### Data for analysis:

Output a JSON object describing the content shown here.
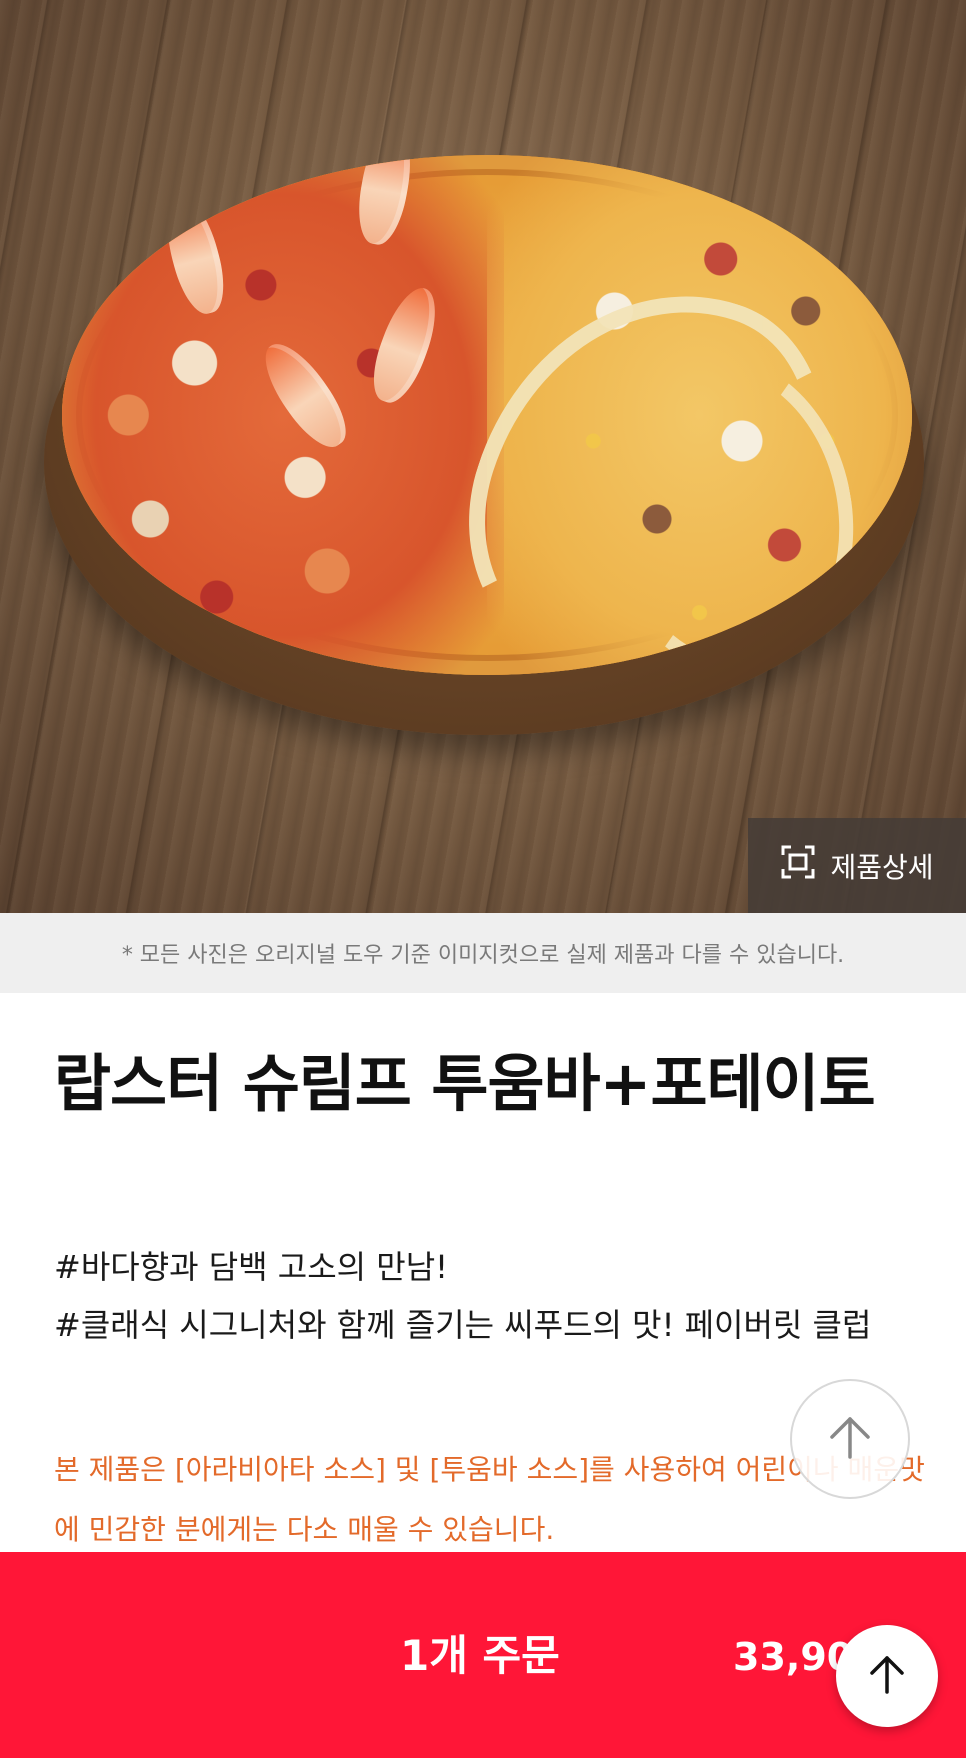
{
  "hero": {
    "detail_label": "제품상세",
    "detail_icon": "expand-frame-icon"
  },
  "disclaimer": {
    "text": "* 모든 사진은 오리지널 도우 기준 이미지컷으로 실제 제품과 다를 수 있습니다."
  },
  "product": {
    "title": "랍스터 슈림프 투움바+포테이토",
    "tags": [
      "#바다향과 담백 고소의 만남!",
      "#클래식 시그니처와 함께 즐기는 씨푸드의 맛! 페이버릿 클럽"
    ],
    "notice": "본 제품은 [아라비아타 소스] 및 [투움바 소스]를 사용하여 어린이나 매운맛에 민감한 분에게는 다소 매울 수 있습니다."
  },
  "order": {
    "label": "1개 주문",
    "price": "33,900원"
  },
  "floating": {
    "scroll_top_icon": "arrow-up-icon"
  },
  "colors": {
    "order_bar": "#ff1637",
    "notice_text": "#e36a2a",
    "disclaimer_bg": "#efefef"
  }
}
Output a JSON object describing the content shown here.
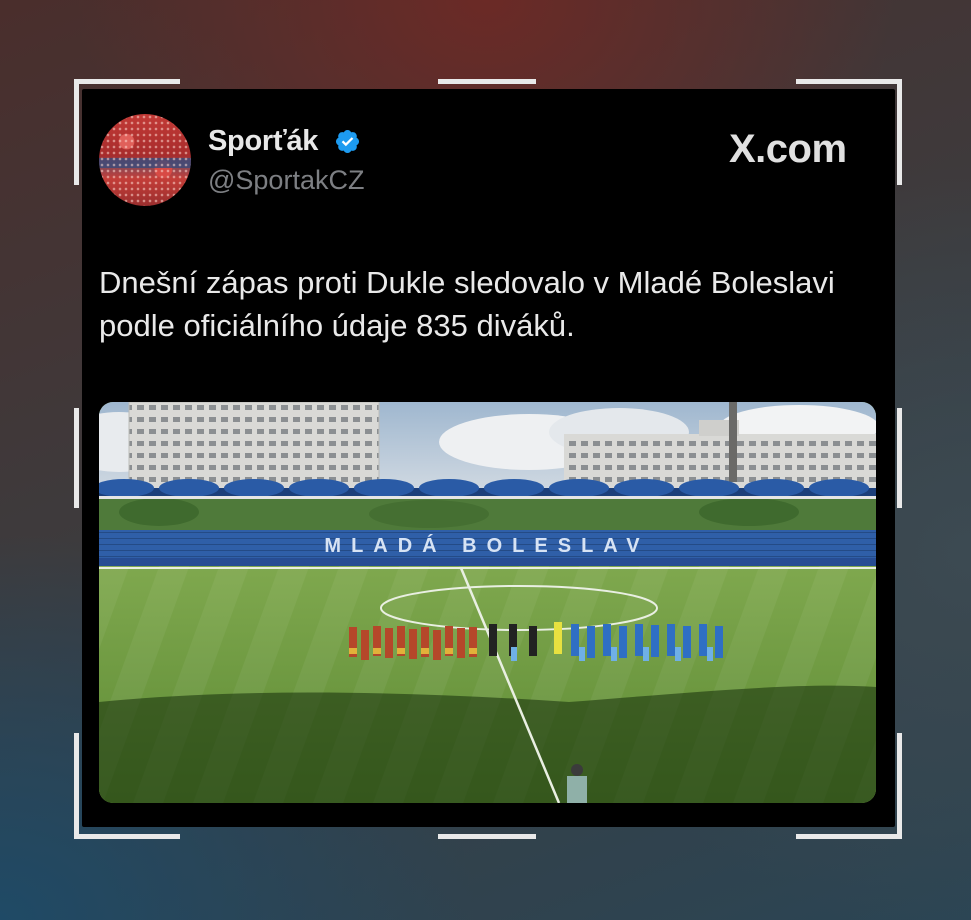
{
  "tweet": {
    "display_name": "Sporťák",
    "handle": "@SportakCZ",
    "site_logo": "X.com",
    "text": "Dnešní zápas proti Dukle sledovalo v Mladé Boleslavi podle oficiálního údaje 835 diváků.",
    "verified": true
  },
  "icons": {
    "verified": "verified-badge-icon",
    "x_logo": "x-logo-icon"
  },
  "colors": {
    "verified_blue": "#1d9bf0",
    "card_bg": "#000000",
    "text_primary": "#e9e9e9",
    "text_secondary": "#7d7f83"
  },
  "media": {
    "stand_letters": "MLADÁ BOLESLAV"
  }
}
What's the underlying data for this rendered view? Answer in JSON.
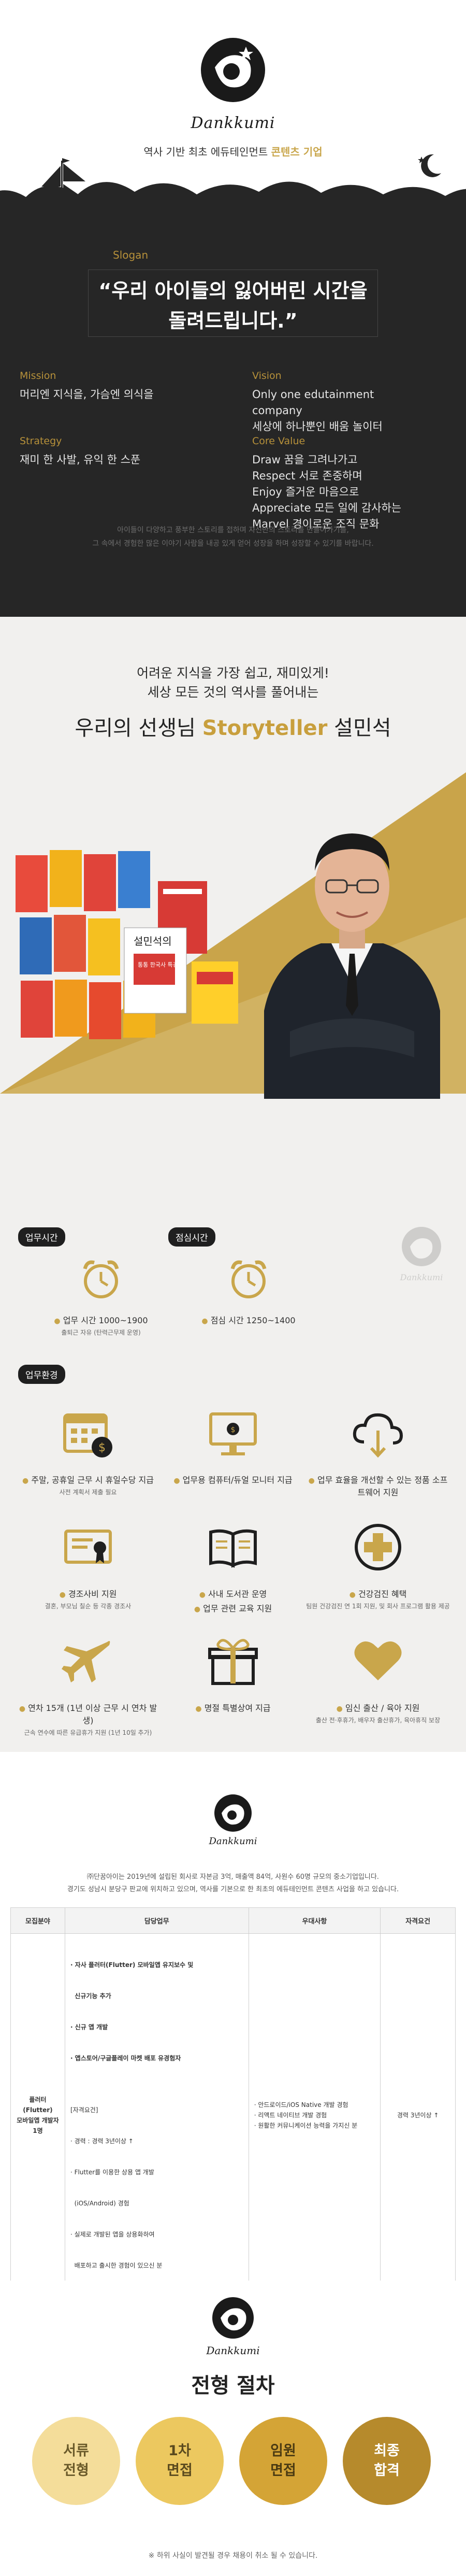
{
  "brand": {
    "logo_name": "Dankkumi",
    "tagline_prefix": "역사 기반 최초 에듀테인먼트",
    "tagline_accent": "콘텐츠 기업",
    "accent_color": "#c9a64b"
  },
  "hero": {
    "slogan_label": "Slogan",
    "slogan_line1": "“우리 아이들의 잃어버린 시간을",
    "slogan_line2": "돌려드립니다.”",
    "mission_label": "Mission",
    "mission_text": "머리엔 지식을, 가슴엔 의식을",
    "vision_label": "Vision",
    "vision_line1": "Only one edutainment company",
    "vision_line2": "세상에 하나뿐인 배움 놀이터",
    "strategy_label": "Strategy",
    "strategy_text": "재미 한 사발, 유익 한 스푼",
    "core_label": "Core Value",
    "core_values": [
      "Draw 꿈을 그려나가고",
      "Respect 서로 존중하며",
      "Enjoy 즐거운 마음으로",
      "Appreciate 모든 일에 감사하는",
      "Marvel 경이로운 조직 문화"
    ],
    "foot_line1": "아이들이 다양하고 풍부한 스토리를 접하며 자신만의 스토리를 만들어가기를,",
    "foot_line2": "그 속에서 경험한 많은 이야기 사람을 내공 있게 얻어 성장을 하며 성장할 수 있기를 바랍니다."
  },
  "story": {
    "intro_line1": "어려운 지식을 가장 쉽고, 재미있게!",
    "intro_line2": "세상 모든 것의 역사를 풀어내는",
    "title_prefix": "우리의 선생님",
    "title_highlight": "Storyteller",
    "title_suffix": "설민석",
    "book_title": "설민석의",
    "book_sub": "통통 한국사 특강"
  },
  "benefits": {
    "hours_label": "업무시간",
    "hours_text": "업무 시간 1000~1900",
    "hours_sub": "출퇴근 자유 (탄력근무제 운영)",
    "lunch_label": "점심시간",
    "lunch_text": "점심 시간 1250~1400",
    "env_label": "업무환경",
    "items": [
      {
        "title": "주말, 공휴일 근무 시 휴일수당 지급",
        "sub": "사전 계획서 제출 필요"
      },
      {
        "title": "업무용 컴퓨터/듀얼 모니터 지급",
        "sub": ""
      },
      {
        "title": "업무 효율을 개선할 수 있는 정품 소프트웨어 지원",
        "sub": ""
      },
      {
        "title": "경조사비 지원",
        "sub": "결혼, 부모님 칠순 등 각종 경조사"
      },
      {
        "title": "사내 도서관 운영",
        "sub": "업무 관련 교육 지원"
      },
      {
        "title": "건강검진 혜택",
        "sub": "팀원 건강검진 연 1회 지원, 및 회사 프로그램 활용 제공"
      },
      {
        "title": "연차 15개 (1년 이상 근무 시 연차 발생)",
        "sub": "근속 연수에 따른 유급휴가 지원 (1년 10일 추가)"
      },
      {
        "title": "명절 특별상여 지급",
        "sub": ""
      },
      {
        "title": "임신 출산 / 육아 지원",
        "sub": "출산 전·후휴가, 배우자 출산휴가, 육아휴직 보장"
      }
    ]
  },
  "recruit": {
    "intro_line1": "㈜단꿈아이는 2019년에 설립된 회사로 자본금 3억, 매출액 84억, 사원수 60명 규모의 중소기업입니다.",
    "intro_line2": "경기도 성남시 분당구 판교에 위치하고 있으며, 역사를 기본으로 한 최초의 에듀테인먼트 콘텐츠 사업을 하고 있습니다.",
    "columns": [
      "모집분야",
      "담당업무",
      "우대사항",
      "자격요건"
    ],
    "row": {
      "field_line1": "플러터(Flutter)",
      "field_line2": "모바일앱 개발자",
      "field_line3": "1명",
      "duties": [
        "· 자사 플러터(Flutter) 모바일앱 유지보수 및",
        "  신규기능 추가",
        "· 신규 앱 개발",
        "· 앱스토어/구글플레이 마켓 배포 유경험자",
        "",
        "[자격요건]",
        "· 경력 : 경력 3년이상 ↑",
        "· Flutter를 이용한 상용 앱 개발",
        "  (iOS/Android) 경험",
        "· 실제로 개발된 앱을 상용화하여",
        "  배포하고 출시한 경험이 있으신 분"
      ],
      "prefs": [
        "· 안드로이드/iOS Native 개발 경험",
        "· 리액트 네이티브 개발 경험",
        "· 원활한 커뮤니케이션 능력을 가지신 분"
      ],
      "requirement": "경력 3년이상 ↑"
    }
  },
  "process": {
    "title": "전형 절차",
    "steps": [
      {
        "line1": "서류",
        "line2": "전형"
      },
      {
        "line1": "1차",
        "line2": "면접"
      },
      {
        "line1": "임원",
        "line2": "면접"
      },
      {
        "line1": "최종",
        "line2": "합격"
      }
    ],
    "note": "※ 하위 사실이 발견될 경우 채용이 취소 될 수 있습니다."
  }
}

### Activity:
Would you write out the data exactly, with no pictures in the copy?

### Result of the exercise:
Output a JSON object describing the content shown here.
{
  "hero": {
    "detail_label": "제품상세",
    "detail_icon": "expand-frame-icon"
  },
  "disclaimer": {
    "text": "* 모든 사진은 오리지널 도우 기준 이미지컷으로 실제 제품과 다를 수 있습니다."
  },
  "product": {
    "title": "랍스터 슈림프 투움바+포테이토",
    "tags": [
      "#바다향과 담백 고소의 만남!",
      "#클래식 시그니처와 함께 즐기는 씨푸드의 맛! 페이버릿 클럽"
    ],
    "notice": "본 제품은 [아라비아타 소스] 및 [투움바 소스]를 사용하여 어린이나 매운맛에 민감한 분에게는 다소 매울 수 있습니다."
  },
  "order": {
    "label": "1개 주문",
    "price": "33,900원"
  },
  "floating": {
    "scroll_top_icon": "arrow-up-icon"
  },
  "colors": {
    "order_bar": "#ff1637",
    "notice_text": "#e36a2a",
    "disclaimer_bg": "#efefef"
  }
}
Output a JSON object describing the content shown here.
{
  "tweet": {
    "display_name": "Sporťák",
    "handle": "@SportakCZ",
    "site_logo": "X.com",
    "text": "Dnešní zápas proti Dukle sledovalo v Mladé Boleslavi podle oficiálního údaje 835 diváků.",
    "verified": true
  },
  "icons": {
    "verified": "verified-badge-icon",
    "x_logo": "x-logo-icon"
  },
  "colors": {
    "verified_blue": "#1d9bf0",
    "card_bg": "#000000",
    "text_primary": "#e9e9e9",
    "text_secondary": "#7d7f83"
  },
  "media": {
    "stand_letters": "MLADÁ BOLESLAV"
  }
}
What's the underlying data for this rendered view? Answer in JSON.
{
  "brand": {
    "logo_name": "Dankkumi",
    "tagline_prefix": "역사 기반 최초 에듀테인먼트",
    "tagline_accent": "콘텐츠 기업",
    "accent_color": "#c9a64b"
  },
  "hero": {
    "slogan_label": "Slogan",
    "slogan_line1": "“우리 아이들의 잃어버린 시간을",
    "slogan_line2": "돌려드립니다.”",
    "mission_label": "Mission",
    "mission_text": "머리엔 지식을, 가슴엔 의식을",
    "vision_label": "Vision",
    "vision_line1": "Only one edutainment company",
    "vision_line2": "세상에 하나뿐인 배움 놀이터",
    "strategy_label": "Strategy",
    "strategy_text": "재미 한 사발, 유익 한 스푼",
    "core_label": "Core Value",
    "core_values": [
      "Draw 꿈을 그려나가고",
      "Respect 서로 존중하며",
      "Enjoy 즐거운 마음으로",
      "Appreciate 모든 일에 감사하는",
      "Marvel 경이로운 조직 문화"
    ],
    "foot_line1": "아이들이 다양하고 풍부한 스토리를 접하며 자신만의 스토리를 만들어가기를,",
    "foot_line2": "그 속에서 경험한 많은 이야기 사람을 내공 있게 얻어 성장을 하며 성장할 수 있기를 바랍니다."
  },
  "story": {
    "intro_line1": "어려운 지식을 가장 쉽고, 재미있게!",
    "intro_line2": "세상 모든 것의 역사를 풀어내는",
    "title_prefix": "우리의 선생님",
    "title_highlight": "Storyteller",
    "title_suffix": "설민석",
    "book_title": "설민석의",
    "book_sub": "통통 한국사 특강"
  },
  "benefits": {
    "hours_label": "업무시간",
    "hours_text": "업무 시간 1000~1900",
    "hours_sub": "출퇴근 자유 (탄력근무제 운영)",
    "lunch_label": "점심시간",
    "lunch_text": "점심 시간 1250~1400",
    "env_label": "업무환경",
    "items": [
      {
        "title": "주말, 공휴일 근무 시 휴일수당 지급",
        "sub": "사전 계획서 제출 필요"
      },
      {
        "title": "업무용 컴퓨터/듀얼 모니터 지급",
        "sub": ""
      },
      {
        "title": "업무 효율을 개선할 수 있는 정품 소프트웨어 지원",
        "sub": ""
      },
      {
        "title": "경조사비 지원",
        "sub": "결혼, 부모님 칠순 등 각종 경조사"
      },
      {
        "title": "사내 도서관 운영",
        "sub": "업무 관련 교육 지원"
      },
      {
        "title": "건강검진 혜택",
        "sub": "팀원 건강검진 연 1회 지원, 및 회사 프로그램 활용 제공"
      },
      {
        "title": "연차 15개 (1년 이상 근무 시 연차 발생)",
        "sub": "근속 연수에 따른 유급휴가 지원 (1년 10일 추가)"
      },
      {
        "title": "명절 특별상여 지급",
        "sub": ""
      },
      {
        "title": "임신 출산 / 육아 지원",
        "sub": "출산 전·후휴가, 배우자 출산휴가, 육아휴직 보장"
      }
    ]
  },
  "recruit": {
    "intro_line1": "㈜단꿈아이는 2019년에 설립된 회사로 자본금 3억, 매출액 84억, 사원수 60명 규모의 중소기업입니다.",
    "intro_line2": "경기도 성남시 분당구 판교에 위치하고 있으며, 역사를 기본으로 한 최초의 에듀테인먼트 콘텐츠 사업을 하고 있습니다.",
    "columns": [
      "모집분야",
      "담당업무",
      "우대사항",
      "자격요건"
    ],
    "row": {
      "field_line1": "플러터(Flutter)",
      "field_line2": "모바일앱 개발자",
      "field_line3": "1명",
      "duties": [
        "· 자사 플러터(Flutter) 모바일앱 유지보수 및",
        "  신규기능 추가",
        "· 신규 앱 개발",
        "· 앱스토어/구글플레이 마켓 배포 유경험자",
        "",
        "[자격요건]",
        "· 경력 : 경력 3년이상 ↑",
        "· Flutter를 이용한 상용 앱 개발",
        "  (iOS/Android) 경험",
        "· 실제로 개발된 앱을 상용화하여",
        "  배포하고 출시한 경험이 있으신 분"
      ],
      "prefs": [
        "· 안드로이드/iOS Native 개발 경험",
        "· 리액트 네이티브 개발 경험",
        "· 원활한 커뮤니케이션 능력을 가지신 분"
      ],
      "requirement": "경력 3년이상 ↑"
    }
  },
  "process": {
    "title": "전형 절차",
    "steps": [
      {
        "line1": "서류",
        "line2": "전형"
      },
      {
        "line1": "1차",
        "line2": "면접"
      },
      {
        "line1": "임원",
        "line2": "면접"
      },
      {
        "line1": "최종",
        "line2": "합격"
      }
    ],
    "note": "※ 하위 사실이 발견될 경우 채용이 취소 될 수 있습니다."
  }
}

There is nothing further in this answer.